Several studies have established that sulfotransferase enzyme activity in the outer root sheath of plucked hair follicles predicts response to topical minoxidil in the treatment of pattern hair loss. However, the prevalence of this enzyme activity among Indian patients has not been studied. Additionally, no reports in the literature characterize sulfotransferase activity based on sex, age, duration of hair loss, grade of hair loss, and family history. In this study we utilized a sulfotransferase activity assay first reported by Goren et al. We characterize the follicular sulfotransferase activity of 120 pattern hair loss patients visiting a dermatology outpatient clinic in India. Overall, 40.8% of patients with pattern hair loss had low levels of sulfotransferase. Surprisingly, 49.3% of men had low levels of sulfotransferase compared to 26.6% of women. No correlation was found between sulfotransferase activity and age, duration of hair loss, grade of hair loss, or family history. A sub-analysis of patient reported outcomes (PRO) validated previous findings that sulfotransferase enzyme activity is a predictive marker for minoxidil response in pattern hair loss patients.

Keywords: hair loss; minoxidil; sulfotransferase.

MeSH terms

  • Adolescent
  • Adult
  • Alopecia / diagnosis
  • Alopecia / drug therapy
  • Alopecia / enzymology*
  • Alopecia / physiopathology
  • Biomarkers / metabolism
  • Cross-Sectional Studies
  • Female
  • Hair / drug effects
  • Hair / enzymology*
  • Hair / growth & development
  • Humans
  • India
  • Male
  • Middle Aged
  • Minoxidil / metabolism
  • Minoxidil / therapeutic use
  • Patient Reported Outcome Measures
  • Sulfotransferases / metabolism*
  • Treatment Outcome
  • Young Adult
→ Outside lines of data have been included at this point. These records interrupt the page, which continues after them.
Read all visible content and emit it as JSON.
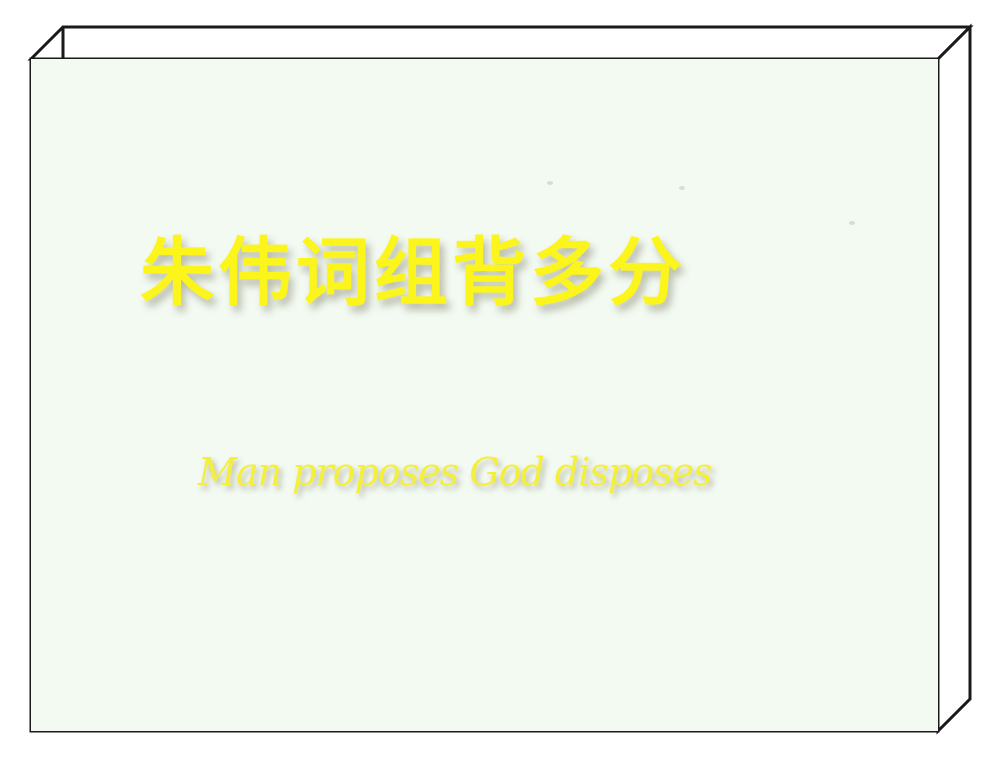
{
  "slide": {
    "title": "朱伟词组背多分",
    "subtitle": "Man proposes God disposes"
  },
  "colors": {
    "panel_background": "#f3faf2",
    "title_text": "#fbf51c",
    "subtitle_text": "#f5ef3a",
    "border": "#1a1a1a"
  }
}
  • Biomarkers
  • Minoxidil
  • Sulfotransferases
  • minoxidil sulfotransferase